What you will do> What lines of the data below hold "pending"? Show them.
(Beginning of Task material)
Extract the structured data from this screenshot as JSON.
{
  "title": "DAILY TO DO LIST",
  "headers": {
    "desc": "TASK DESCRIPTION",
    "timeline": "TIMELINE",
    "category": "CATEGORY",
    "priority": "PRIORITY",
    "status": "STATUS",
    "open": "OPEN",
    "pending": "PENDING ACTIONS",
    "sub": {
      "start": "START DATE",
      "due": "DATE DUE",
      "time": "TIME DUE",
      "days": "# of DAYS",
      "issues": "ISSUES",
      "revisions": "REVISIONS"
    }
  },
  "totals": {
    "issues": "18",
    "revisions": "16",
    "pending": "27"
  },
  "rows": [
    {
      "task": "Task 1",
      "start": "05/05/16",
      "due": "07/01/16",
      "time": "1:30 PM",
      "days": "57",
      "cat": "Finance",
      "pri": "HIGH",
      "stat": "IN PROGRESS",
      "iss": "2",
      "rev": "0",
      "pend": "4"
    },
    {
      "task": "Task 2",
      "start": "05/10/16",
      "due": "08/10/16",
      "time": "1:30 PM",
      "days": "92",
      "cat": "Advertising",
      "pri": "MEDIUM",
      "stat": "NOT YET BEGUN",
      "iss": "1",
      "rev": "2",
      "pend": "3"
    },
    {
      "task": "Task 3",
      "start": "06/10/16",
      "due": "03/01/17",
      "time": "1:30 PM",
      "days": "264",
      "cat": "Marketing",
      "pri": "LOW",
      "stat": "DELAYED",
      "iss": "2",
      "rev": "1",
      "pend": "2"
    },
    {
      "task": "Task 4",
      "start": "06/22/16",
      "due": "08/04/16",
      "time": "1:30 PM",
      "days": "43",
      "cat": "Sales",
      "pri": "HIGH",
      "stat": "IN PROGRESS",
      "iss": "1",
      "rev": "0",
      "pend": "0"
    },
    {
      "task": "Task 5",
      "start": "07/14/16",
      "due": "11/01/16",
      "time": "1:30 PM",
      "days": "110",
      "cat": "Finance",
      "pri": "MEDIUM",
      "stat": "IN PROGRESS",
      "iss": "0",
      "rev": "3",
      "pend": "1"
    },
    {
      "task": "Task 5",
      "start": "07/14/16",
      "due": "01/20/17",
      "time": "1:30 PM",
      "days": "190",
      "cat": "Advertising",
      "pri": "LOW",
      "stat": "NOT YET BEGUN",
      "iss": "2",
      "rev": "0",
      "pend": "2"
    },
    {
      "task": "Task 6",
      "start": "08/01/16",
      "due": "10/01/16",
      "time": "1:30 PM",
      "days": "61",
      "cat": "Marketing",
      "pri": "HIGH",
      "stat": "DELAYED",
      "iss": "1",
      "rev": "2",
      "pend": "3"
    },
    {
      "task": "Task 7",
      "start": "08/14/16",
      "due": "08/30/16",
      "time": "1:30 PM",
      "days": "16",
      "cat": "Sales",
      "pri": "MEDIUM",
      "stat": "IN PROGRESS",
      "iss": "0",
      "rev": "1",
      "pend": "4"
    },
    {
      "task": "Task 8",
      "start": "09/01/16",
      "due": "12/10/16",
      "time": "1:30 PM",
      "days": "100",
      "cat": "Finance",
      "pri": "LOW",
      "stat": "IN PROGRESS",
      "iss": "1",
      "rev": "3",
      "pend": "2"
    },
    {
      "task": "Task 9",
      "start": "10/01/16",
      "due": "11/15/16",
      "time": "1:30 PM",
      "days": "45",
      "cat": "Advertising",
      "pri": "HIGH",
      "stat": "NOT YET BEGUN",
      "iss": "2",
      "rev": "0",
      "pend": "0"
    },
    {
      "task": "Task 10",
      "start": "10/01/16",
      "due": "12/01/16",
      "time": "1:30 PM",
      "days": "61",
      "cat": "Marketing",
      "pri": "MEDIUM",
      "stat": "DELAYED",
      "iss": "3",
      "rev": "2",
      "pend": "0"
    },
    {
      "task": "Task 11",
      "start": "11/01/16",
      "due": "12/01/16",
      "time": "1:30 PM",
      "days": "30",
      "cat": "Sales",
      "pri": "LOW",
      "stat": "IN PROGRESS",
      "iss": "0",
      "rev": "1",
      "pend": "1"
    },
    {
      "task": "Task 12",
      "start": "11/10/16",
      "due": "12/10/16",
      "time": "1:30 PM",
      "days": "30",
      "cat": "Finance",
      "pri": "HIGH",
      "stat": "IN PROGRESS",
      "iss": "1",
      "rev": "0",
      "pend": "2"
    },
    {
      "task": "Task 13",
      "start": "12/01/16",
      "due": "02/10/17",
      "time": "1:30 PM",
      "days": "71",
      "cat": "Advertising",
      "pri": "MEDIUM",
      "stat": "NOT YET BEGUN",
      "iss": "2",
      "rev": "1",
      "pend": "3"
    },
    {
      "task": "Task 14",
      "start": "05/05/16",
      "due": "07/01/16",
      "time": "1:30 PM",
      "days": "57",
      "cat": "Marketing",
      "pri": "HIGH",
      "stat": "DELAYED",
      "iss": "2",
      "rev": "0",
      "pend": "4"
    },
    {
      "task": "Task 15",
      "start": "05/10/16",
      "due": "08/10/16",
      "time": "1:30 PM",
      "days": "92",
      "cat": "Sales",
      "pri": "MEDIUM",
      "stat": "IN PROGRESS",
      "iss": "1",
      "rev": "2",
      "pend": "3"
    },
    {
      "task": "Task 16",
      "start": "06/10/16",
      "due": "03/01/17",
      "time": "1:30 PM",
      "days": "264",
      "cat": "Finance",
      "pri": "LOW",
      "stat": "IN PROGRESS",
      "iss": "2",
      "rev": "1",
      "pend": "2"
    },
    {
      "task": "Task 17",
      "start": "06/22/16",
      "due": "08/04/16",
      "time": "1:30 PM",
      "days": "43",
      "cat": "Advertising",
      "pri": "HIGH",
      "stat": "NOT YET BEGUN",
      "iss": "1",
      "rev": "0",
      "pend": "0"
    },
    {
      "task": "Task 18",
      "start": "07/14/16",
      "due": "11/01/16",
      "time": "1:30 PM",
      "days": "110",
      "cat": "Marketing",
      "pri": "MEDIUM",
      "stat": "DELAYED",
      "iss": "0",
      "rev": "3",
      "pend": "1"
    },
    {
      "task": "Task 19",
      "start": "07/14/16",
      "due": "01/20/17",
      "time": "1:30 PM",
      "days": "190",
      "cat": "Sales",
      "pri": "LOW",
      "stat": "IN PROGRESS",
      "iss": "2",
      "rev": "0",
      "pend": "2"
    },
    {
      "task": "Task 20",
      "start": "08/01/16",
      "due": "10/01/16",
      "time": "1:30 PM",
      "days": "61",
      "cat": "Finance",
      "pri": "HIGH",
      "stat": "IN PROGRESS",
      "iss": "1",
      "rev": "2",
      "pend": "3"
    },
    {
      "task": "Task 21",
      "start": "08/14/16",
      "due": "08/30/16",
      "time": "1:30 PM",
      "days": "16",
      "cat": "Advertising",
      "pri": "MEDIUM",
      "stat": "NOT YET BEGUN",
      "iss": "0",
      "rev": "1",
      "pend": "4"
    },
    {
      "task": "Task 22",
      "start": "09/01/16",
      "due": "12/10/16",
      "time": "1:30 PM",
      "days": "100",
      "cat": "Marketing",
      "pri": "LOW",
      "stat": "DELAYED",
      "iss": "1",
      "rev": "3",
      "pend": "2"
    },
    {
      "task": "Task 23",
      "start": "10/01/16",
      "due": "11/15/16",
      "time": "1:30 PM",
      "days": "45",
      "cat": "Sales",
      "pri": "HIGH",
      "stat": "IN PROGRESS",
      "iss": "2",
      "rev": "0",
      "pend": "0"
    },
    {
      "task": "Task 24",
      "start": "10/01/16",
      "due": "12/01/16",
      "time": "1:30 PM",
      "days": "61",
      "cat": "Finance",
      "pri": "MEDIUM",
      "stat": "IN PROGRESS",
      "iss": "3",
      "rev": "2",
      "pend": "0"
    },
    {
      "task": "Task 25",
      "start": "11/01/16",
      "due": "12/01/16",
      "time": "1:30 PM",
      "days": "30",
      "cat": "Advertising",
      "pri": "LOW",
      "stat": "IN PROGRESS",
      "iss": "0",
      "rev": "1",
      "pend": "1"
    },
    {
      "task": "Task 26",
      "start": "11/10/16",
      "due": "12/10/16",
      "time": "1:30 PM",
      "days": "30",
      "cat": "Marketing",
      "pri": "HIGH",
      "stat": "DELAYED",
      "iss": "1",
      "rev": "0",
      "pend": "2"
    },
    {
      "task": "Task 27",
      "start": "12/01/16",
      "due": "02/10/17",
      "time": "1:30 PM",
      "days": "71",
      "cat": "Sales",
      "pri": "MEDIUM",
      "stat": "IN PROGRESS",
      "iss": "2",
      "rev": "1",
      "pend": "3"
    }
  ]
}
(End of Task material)
Completed task>
    "pending": "PENDING ACTIONS",
    "pending": "27"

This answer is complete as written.